The Nakapelimoru Experience.
A woman walked from her village in Kalekori, a neighboring sub-county, with her baby wrapped protectively in a shawl. Her baby was in distress and she was hoping to get some help. She felt her baby was slowly slipping away from life.
The child was constantly whimpering in the arms of the mother and appeared distressed. The eleven months old child had previously been diagnosed with hydrocephalus, a condition commonly referred to as water in the brain. This buildup of fluid in the brain typically causes increased pressure in the brain leading to a slew of symptoms that cause great discomfort for the infant. Some symptoms include; eyes that appear to gaze downward, irritability seizures, sleepiness, vomiting, devastating headaches and a significant enlargement of the head.
The mother had gone all the way to Mbale National Referral Hospital, a hospital that is well equipped to handle such cases. She was discharged and told to get treatment for her child that she couldn’t afford at that time.
She sought help in many places, including a traditional healer but all was in vain. Through a community drive, she heard about the outreach. She made an effort to be at the health camp as early as possible. Early in the morning, before the cocks crowed, she strapped her ill child on her back and walked the long distance, arriving at the health center where the camp was taking place before the volunteers arrived. Indeed, she was among the first to be seen at the children’s clinic.
She was attended to by Dr. Dickson, a clinical officer based in Kitgum District. Dr. Dickson quickly realized that what ailed the child was a serious case that could not be treated at the health camp. He also learned that the mother had failed on numerous occasions to go back to Mbale hospital due to her finances. He mobilized the team leaders of the camp and other volunteers, told them the story and they sympathized with the mother and child. A quick hat was passed around the volunteers and a total of two hundred thousand was collected for the treatment of this child. The mother was told to prepare and go to Mbale hospital at once and advised to report back to the In-charge of Nakapelimoru Health Center III. She was grateful for the help given and promised to give a progress report to the In-charge.
The recently completed health camp in Nakapelimoru, Kotido District brought young and old, seeking treatment for the various illness that they had. Besides the obvious, there were other activities that brought much needed information about hygiene and sexual education to the demographic that needed it the most, the young people.
The first day of the camp had many of the youth shyly giggling, and looking on wide-eyed and quietly at some of the information that they were getting from the facilitators.
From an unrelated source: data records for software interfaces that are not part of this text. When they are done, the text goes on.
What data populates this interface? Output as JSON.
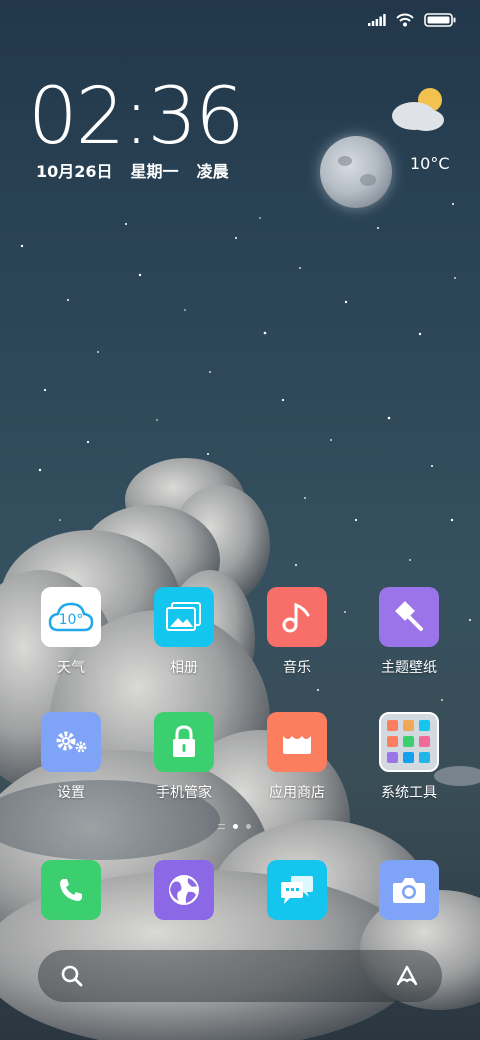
{
  "status_bar": {
    "signal_icon": "signal-bars-icon",
    "wifi_icon": "wifi-icon",
    "battery_icon": "battery-full-icon"
  },
  "clock": {
    "time": "02:36",
    "date": "10月26日",
    "weekday": "星期一",
    "period": "凌晨"
  },
  "weather": {
    "icon": "partly-cloudy-icon",
    "temperature": "10°C"
  },
  "apps": [
    {
      "label": "天气",
      "icon": "weather-icon",
      "icon_text": "10°",
      "color": "#ffffff"
    },
    {
      "label": "相册",
      "icon": "gallery-icon",
      "color": "#14c5ee"
    },
    {
      "label": "音乐",
      "icon": "music-note-icon",
      "color": "#f86f6a"
    },
    {
      "label": "主题壁纸",
      "icon": "paint-brush-icon",
      "color": "#9a74e8"
    },
    {
      "label": "设置",
      "icon": "gears-icon",
      "color": "#7fa3f6"
    },
    {
      "label": "手机管家",
      "icon": "lock-icon",
      "color": "#3ccf70"
    },
    {
      "label": "应用商店",
      "icon": "store-icon",
      "color": "#fb7f5e"
    },
    {
      "label": "系统工具",
      "icon": "folder-icon",
      "color": "#dfe6ec"
    }
  ],
  "page_indicator": {
    "pages": 2,
    "active": 1
  },
  "dock": [
    {
      "icon": "phone-icon",
      "color": "#3ccf70"
    },
    {
      "icon": "browser-icon",
      "color": "#8a68e6"
    },
    {
      "icon": "messages-icon",
      "color": "#14c5ee"
    },
    {
      "icon": "camera-icon",
      "color": "#7fa3f6"
    }
  ],
  "search_bar": {
    "search_icon": "search-icon",
    "assistant_icon": "assistant-icon"
  }
}
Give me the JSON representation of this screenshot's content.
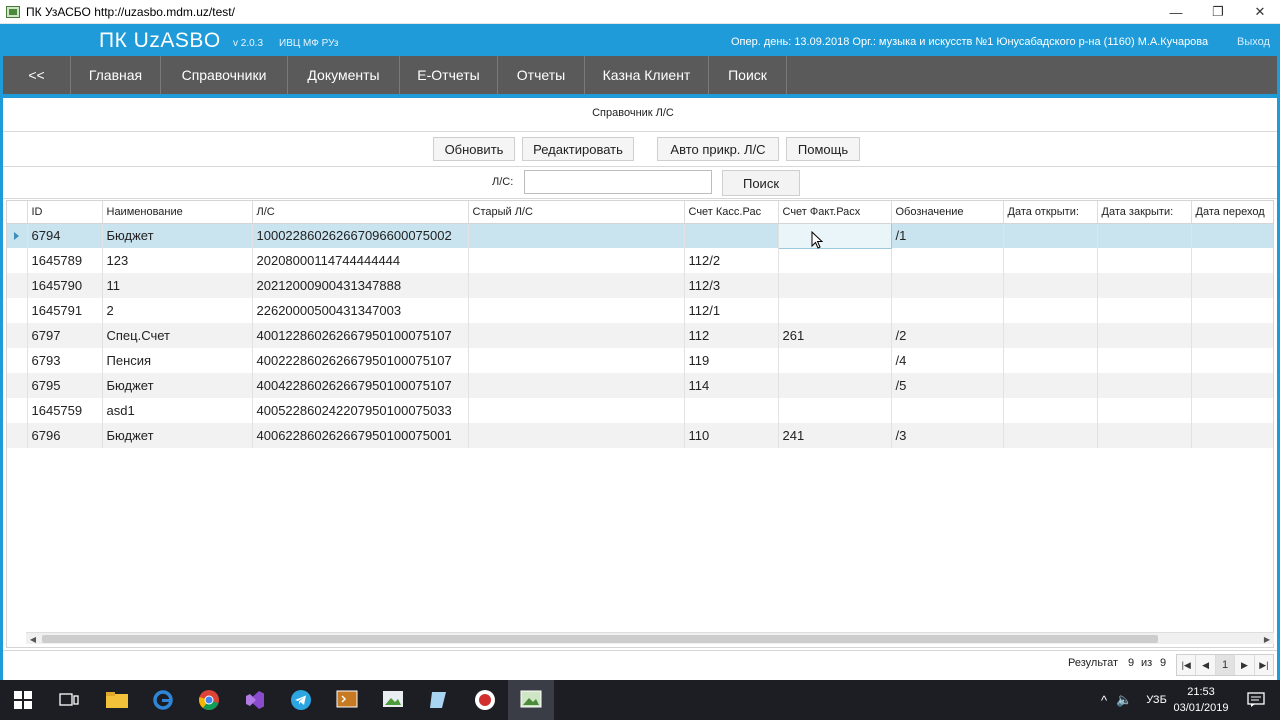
{
  "window": {
    "title": "ПК УзАСБО http://uzasbo.mdm.uz/test/",
    "minimize": "—",
    "maximize": "❐",
    "close": "✕"
  },
  "header": {
    "logo": "ПК UzASBO",
    "version": "v 2.0.3",
    "org": "ИВЦ МФ РУз",
    "oper": "Опер. день: 13.09.2018 Орг.: музыка и искусств №1 Юнусабадского р-на (1160) М.А.Кучарова",
    "exit": "Выход"
  },
  "nav": {
    "items": [
      "<<",
      "Главная",
      "Справочники",
      "Документы",
      "Е-Отчеты",
      "Отчеты",
      "Казна Клиент",
      "Поиск"
    ]
  },
  "page": {
    "title": "Справочник Л/С"
  },
  "toolbar": {
    "refresh": "Обновить",
    "edit": "Редактировать",
    "auto_attach": "Авто прикр. Л/С",
    "help": "Помощь"
  },
  "search": {
    "label": "Л/С:",
    "value": "",
    "button": "Поиск"
  },
  "table": {
    "columns": [
      "ID",
      "Наименование",
      "Л/С",
      "Старый Л/С",
      "Счет Касс.Рас",
      "Счет Факт.Расх",
      "Обозначение",
      "Дата открыти:",
      "Дата закрыти:",
      "Дата переход"
    ],
    "rows": [
      [
        "6794",
        "Бюджет",
        "100022860262667096600075002",
        "",
        "",
        "",
        "/1",
        "",
        "",
        ""
      ],
      [
        "1645789",
        "123",
        "20208000114744444444",
        "",
        "112/2",
        "",
        "",
        "",
        "",
        ""
      ],
      [
        "1645790",
        "11",
        "20212000900431347888",
        "",
        "112/3",
        "",
        "",
        "",
        "",
        ""
      ],
      [
        "1645791",
        "2",
        "22620000500431347003",
        "",
        "112/1",
        "",
        "",
        "",
        "",
        ""
      ],
      [
        "6797",
        "Спец.Счет",
        "400122860262667950100075107",
        "",
        "112",
        "261",
        "/2",
        "",
        "",
        ""
      ],
      [
        "6793",
        "Пенсия",
        "400222860262667950100075107",
        "",
        "119",
        "",
        "/4",
        "",
        "",
        ""
      ],
      [
        "6795",
        "Бюджет",
        "400422860262667950100075107",
        "",
        "114",
        "",
        "/5",
        "",
        "",
        ""
      ],
      [
        "1645759",
        "asd1",
        "400522860242207950100075033",
        "",
        "",
        "",
        "",
        "",
        "",
        ""
      ],
      [
        "6796",
        "Бюджет",
        "400622860262667950100075001",
        "",
        "110",
        "241",
        "/3",
        "",
        "",
        ""
      ]
    ]
  },
  "pager": {
    "result_label": "Результат",
    "current": "9",
    "of_label": "из",
    "total": "9",
    "page": "1"
  },
  "taskbar": {
    "lang": "УЗБ",
    "time": "21:53",
    "date": "03/01/2019"
  }
}
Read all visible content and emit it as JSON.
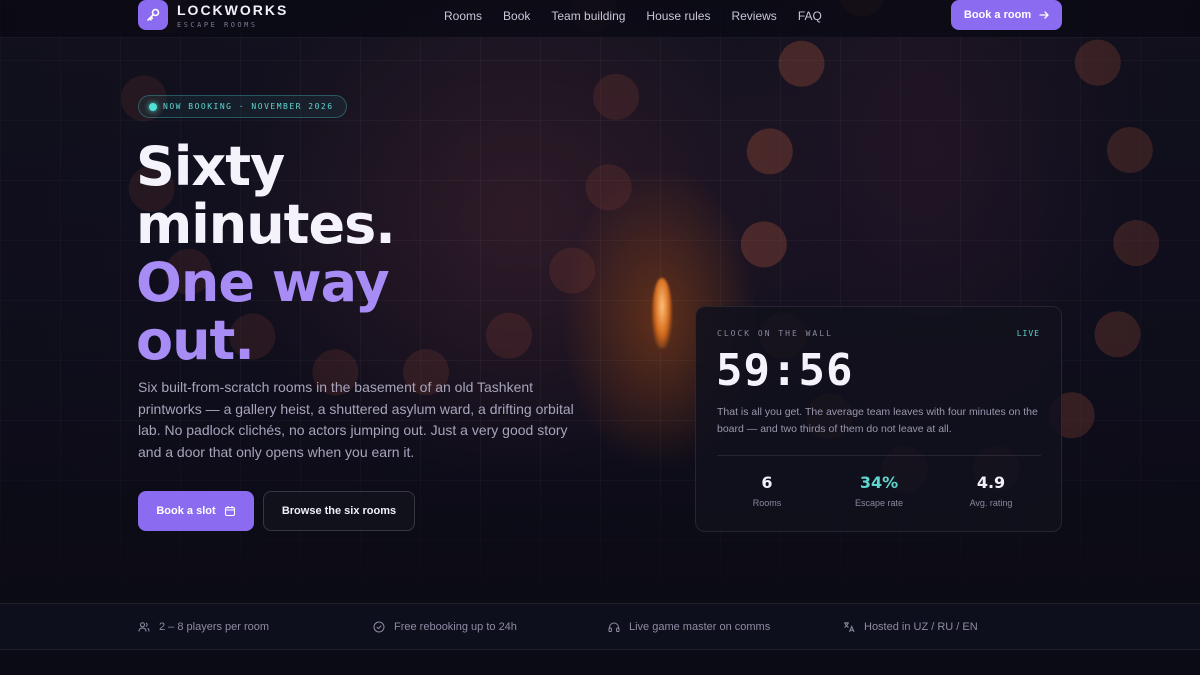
{
  "brand": {
    "name": "LOCKWORKS",
    "tagline": "ESCAPE ROOMS",
    "logo_icon": "key-icon",
    "accent": "#8b6cf0"
  },
  "nav": {
    "links": [
      "Rooms",
      "Book",
      "Team building",
      "House rules",
      "Reviews",
      "FAQ"
    ],
    "cta_label": "Book a room"
  },
  "hero": {
    "badge": "NOW BOOKING · NOVEMBER 2026",
    "headline": [
      "Sixty",
      "minutes.",
      "One way",
      "out."
    ],
    "lede": "Six built-from-scratch rooms in the basement of an old Tashkent printworks — a gallery heist, a shuttered asylum ward, a drifting orbital lab. No padlock clichés, no actors jumping out. Just a very good story and a door that only opens when you earn it.",
    "primary_button": "Book a slot",
    "secondary_button": "Browse the six rooms"
  },
  "clock_card": {
    "label": "CLOCK ON THE WALL",
    "status": "LIVE",
    "time": "59:56",
    "description": "That is all you get. The average team leaves with four minutes on the board — and two thirds of them do not leave at all.",
    "stats": [
      {
        "value": "6",
        "label": "Rooms"
      },
      {
        "value": "34%",
        "label": "Escape rate"
      },
      {
        "value": "4.9",
        "label": "Avg. rating"
      }
    ],
    "accent_color": "#5fd6d0"
  },
  "features": [
    {
      "icon": "users-icon",
      "text": "2 – 8 players per room"
    },
    {
      "icon": "check-circle-icon",
      "text": "Free rebooking up to 24h"
    },
    {
      "icon": "headphones-icon",
      "text": "Live game master on comms"
    },
    {
      "icon": "translate-icon",
      "text": "Hosted in UZ / RU / EN"
    }
  ]
}
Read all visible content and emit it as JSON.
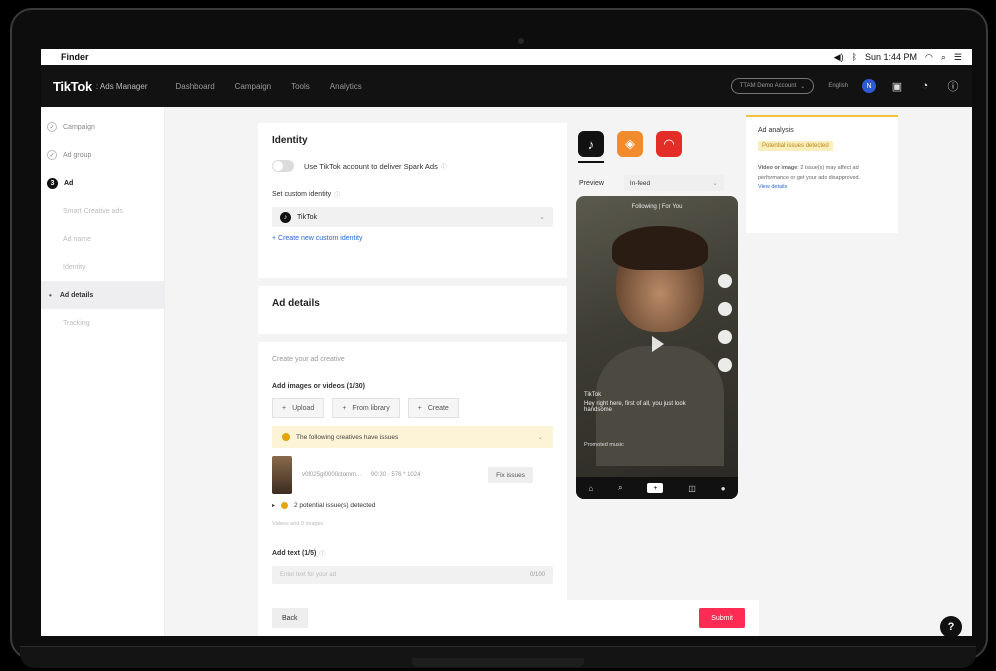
{
  "menubar": {
    "apple": "",
    "app_name": "Finder",
    "clock": "Sun 1:44 PM"
  },
  "topbar": {
    "logo": "TikTok",
    "logo_sub": ": Ads Manager",
    "nav": [
      "Dashboard",
      "Campaign",
      "Tools",
      "Analytics"
    ],
    "account": "TTAM Demo Account",
    "language": "English",
    "avatar_initial": "N"
  },
  "sidebar": {
    "items": [
      {
        "label": "Campaign"
      },
      {
        "label": "Ad group"
      },
      {
        "label": "Ad",
        "step": "3"
      },
      {
        "label": "Smart Creative ads"
      },
      {
        "label": "Ad name"
      },
      {
        "label": "Identity"
      },
      {
        "label": "Ad details"
      },
      {
        "label": "Tracking"
      }
    ]
  },
  "identity": {
    "title": "Identity",
    "spark_toggle_label": "Use TikTok account to deliver Spark Ads",
    "custom_label": "Set custom identity",
    "selected_identity": "TikTok",
    "create_link": "+ Create new custom identity"
  },
  "ad_details": {
    "title": "Ad details"
  },
  "creative": {
    "heading": "Create your ad creative",
    "add_media_label": "Add images or videos (1/30)",
    "upload": "Upload",
    "from_library": "From library",
    "create": "Create",
    "warning": "The following creatives have issues",
    "file_name": "v0f025gl0000ctomm...",
    "file_meta": "00:30 · 576 * 1024",
    "fix_issues": "Fix issues",
    "issues_detected": "2 potential issue(s) detected",
    "footer_note": "Videos and 0 images",
    "add_text_label": "Add text (1/5)",
    "text_placeholder": "Enter text for your ad",
    "text_count": "0/100"
  },
  "actions": {
    "back": "Back",
    "submit": "Submit"
  },
  "preview": {
    "label": "Preview",
    "placement": "In-feed",
    "top_text": "Following  |  For You",
    "caption": "Hey right here, first of all, you just look handsome",
    "account": "TikTok",
    "promoted": "Promoted music"
  },
  "analysis": {
    "title": "Ad analysis",
    "badge": "Potential issues detected",
    "body_bold": "Video or image",
    "body": ": 2 issue(s) may affect ad performance or get your ads disapproved.",
    "link": "View details"
  },
  "help": "?",
  "colors": {
    "accent": "#fe2c55",
    "link": "#2a67d6",
    "warning": "#e5a50a"
  }
}
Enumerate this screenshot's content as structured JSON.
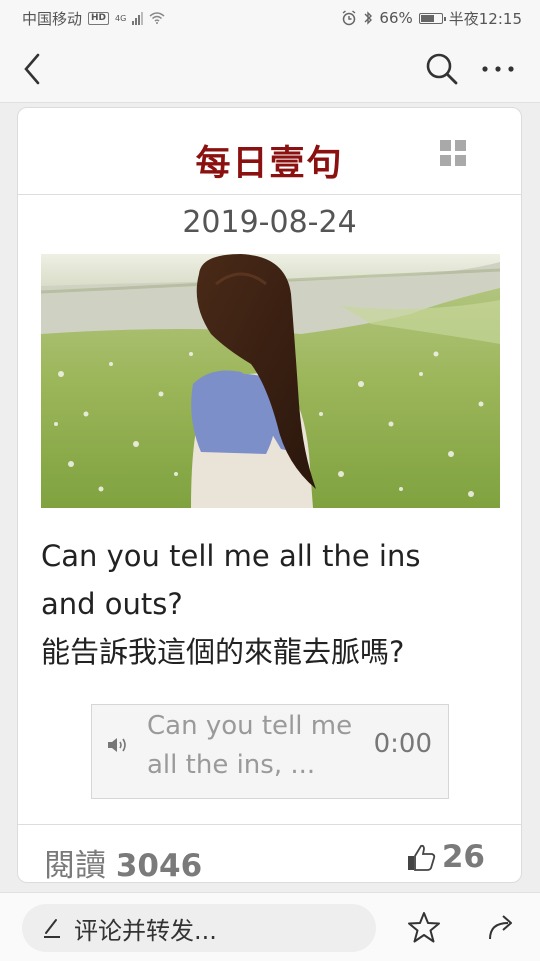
{
  "status_bar": {
    "carrier": "中国移动",
    "hd": "HD",
    "network": "4G",
    "battery_percent": "66%",
    "battery_level": 0.66,
    "time": "半夜12:15"
  },
  "nav": {
    "back_icon": "chevron-left-icon",
    "search_icon": "search-icon",
    "more_icon": "more-dots-icon"
  },
  "card": {
    "title": "每日壹句",
    "date": "2019-08-24",
    "quote_en_line1": "Can you tell me all the ins",
    "quote_en_line2": "and outs?",
    "quote_zh": "能告訴我這個的來龍去脈嗎?",
    "audio": {
      "text_line1": "Can you tell me",
      "text_line2": "all the ins, ...",
      "time": "0:00"
    },
    "reads_label": "閱讀",
    "reads_count": "3046",
    "likes_count": "26"
  },
  "bottom_bar": {
    "comment_placeholder": "评论并转发..."
  },
  "colors": {
    "title": "#8b1010",
    "background": "#eeeeee",
    "card": "#ffffff"
  }
}
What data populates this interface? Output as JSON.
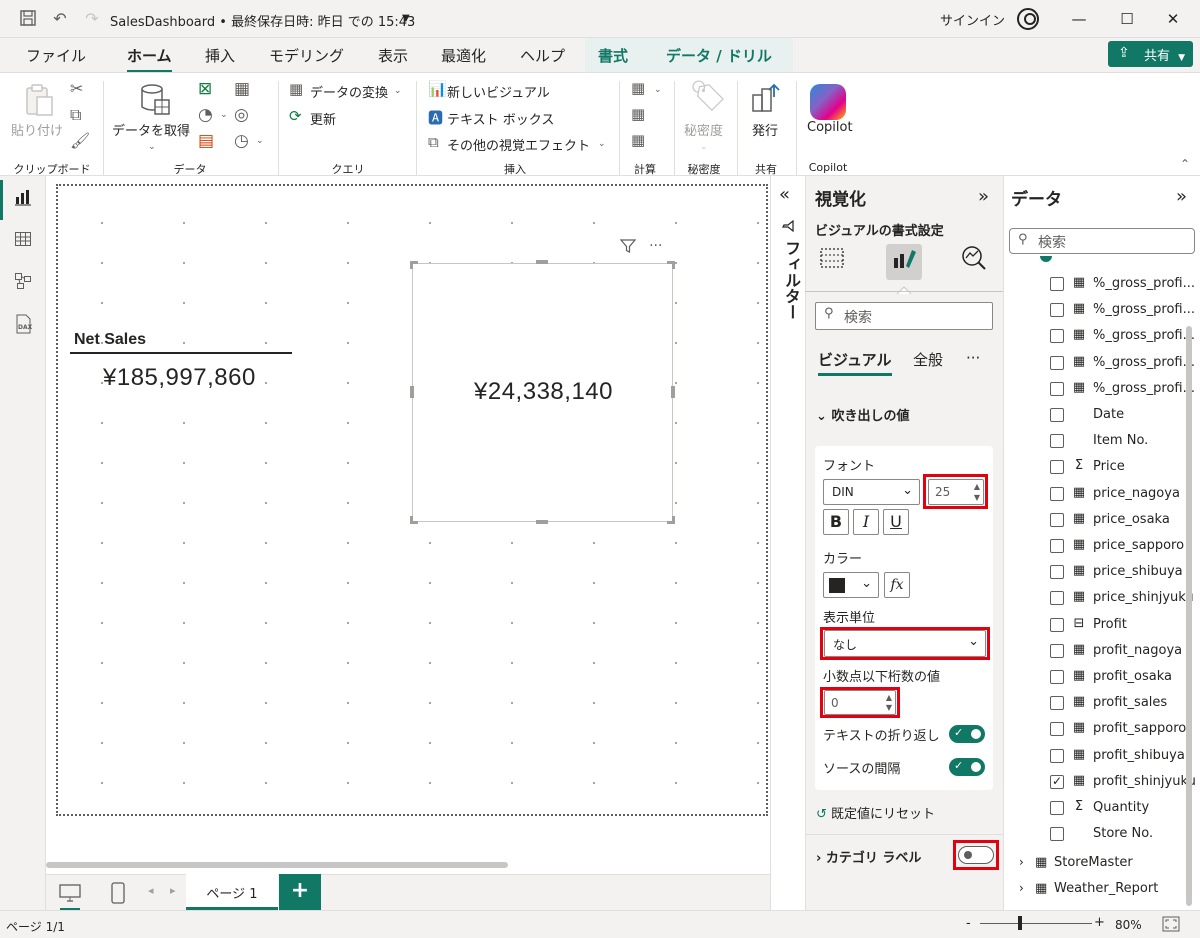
{
  "titlebar": {
    "title": "SalesDashboard • 最終保存日時: 昨日 での 15:43",
    "dropdown_icon": "chevron-down",
    "signin": "サインイン",
    "icons": [
      "save-icon",
      "undo-icon",
      "redo-icon"
    ]
  },
  "menu": {
    "tabs": [
      {
        "label": "ファイル"
      },
      {
        "label": "ホーム"
      },
      {
        "label": "挿入"
      },
      {
        "label": "モデリング"
      },
      {
        "label": "表示"
      },
      {
        "label": "最適化"
      },
      {
        "label": "ヘルプ"
      },
      {
        "label": "書式"
      },
      {
        "label": "データ / ドリル"
      }
    ],
    "share": "共有"
  },
  "ribbon": {
    "paste": "貼り付け",
    "clipboard": "クリップボード",
    "get_data": "データを取得",
    "data_group": "データ",
    "transform": "データの変換",
    "refresh": "更新",
    "query_group": "クエリ",
    "new_visual": "新しいビジュアル",
    "text_box": "テキスト ボックス",
    "more_visuals": "その他の視覚エフェクト",
    "insert_group": "挿入",
    "calc_group": "計算",
    "sensitivity": "秘密度",
    "sensitivity_group": "秘密度",
    "publish": "発行",
    "share_group": "共有",
    "copilot": "Copilot",
    "copilot_group": "Copilot"
  },
  "canvas": {
    "net_sales_title": "Net Sales",
    "net_sales_value": "¥185,997,860",
    "card_value": "¥24,338,140"
  },
  "filters": {
    "label": "フィルター"
  },
  "viz": {
    "title": "視覚化",
    "subtitle": "ビジュアルの書式設定",
    "search_placeholder": "検索",
    "tab_visual": "ビジュアル",
    "tab_general": "全般",
    "more": "···",
    "section_callout": "吹き出しの値",
    "font_label": "フォント",
    "font_family": "DIN",
    "font_size": "25",
    "bold": "B",
    "italic": "I",
    "underline": "U",
    "color_label": "カラー",
    "color_swatch": "#252423",
    "fx": "fx",
    "display_units_label": "表示単位",
    "display_units_value": "なし",
    "decimals_label": "小数点以下桁数の値",
    "decimals_value": "0",
    "text_wrap_label": "テキストの折り返し",
    "text_wrap_on": true,
    "source_spacing_label": "ソースの間隔",
    "source_spacing_on": true,
    "reset": "既定値にリセット",
    "section_category": "カテゴリ ラベル",
    "category_on": false
  },
  "datapane": {
    "title": "データ",
    "search_placeholder": "検索",
    "fields": [
      {
        "name": "%_gross_profi...",
        "type": "calc",
        "checked": false
      },
      {
        "name": "%_gross_profi...",
        "type": "calc",
        "checked": false
      },
      {
        "name": "%_gross_profi...",
        "type": "calc",
        "checked": false
      },
      {
        "name": "%_gross_profi...",
        "type": "calc",
        "checked": false
      },
      {
        "name": "%_gross_profi...",
        "type": "calc",
        "checked": false
      },
      {
        "name": "Date",
        "type": "none",
        "checked": false
      },
      {
        "name": "Item No.",
        "type": "none",
        "checked": false
      },
      {
        "name": "Price",
        "type": "sum",
        "checked": false
      },
      {
        "name": "price_nagoya",
        "type": "calc",
        "checked": false
      },
      {
        "name": "price_osaka",
        "type": "calc",
        "checked": false
      },
      {
        "name": "price_sapporo",
        "type": "calc",
        "checked": false
      },
      {
        "name": "price_shibuya",
        "type": "calc",
        "checked": false
      },
      {
        "name": "price_shinjyuku",
        "type": "calc",
        "checked": false
      },
      {
        "name": "Profit",
        "type": "measure",
        "checked": false
      },
      {
        "name": "profit_nagoya",
        "type": "calc",
        "checked": false
      },
      {
        "name": "profit_osaka",
        "type": "calc",
        "checked": false
      },
      {
        "name": "profit_sales",
        "type": "calc",
        "checked": false
      },
      {
        "name": "profit_sapporo",
        "type": "calc",
        "checked": false
      },
      {
        "name": "profit_shibuya",
        "type": "calc",
        "checked": false
      },
      {
        "name": "profit_shinjyuku",
        "type": "calc",
        "checked": true
      },
      {
        "name": "Quantity",
        "type": "sum",
        "checked": false
      },
      {
        "name": "Store No.",
        "type": "none",
        "checked": false
      }
    ],
    "tables": [
      {
        "name": "StoreMaster"
      },
      {
        "name": "Weather_Report"
      }
    ]
  },
  "pages": {
    "current": "ページ 1",
    "add": "+"
  },
  "status": {
    "page_info": "ページ 1/1",
    "zoom": "80%"
  }
}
During the session of menstrual hygiene, the facilitator, Fiona Okiror, talked to them about keeping cleaning, the importance of speaking up when one was in their period and finally taught them how to make reusable sanitary towels. The girls were extremely excited to get something that they could that was sustainable and they gathered around to make their pads from the materials that were provided for by Hind’s Feet Project.
According to UNESCO, one in ten girls across Africa misses school due to menstruation before eventually dropping out altogether. In Uganda, research conducted by Oxford University in 2016 found that where sanitary pads and menstrual hygiene education wasn't provided. In 2015, the Organization for Economic Co-operation and Development (OECD), calculated that female literacy rates in Ugandan primary schools lag at 49 percent compared to the 69 percent for males, with gender gaps widening once children reach secondary school. So this program was required.
One of the girls, 14 years of age, shared some of the challenges they face during their menses, including the lack of basic underwear and zero support from the male counterparts of their family.
She asked the facilitator, “You are teaching us to make pads but we don’t have panties. So what do we do?”
The facilitator asked the young girl to elaborate and the girl stated that most of the girls possessed only one underwear and they usually reserved this for that time of the month. This provoked the facilitators and team leaders to look into providing underwear for the girls in the subsequent outreaches.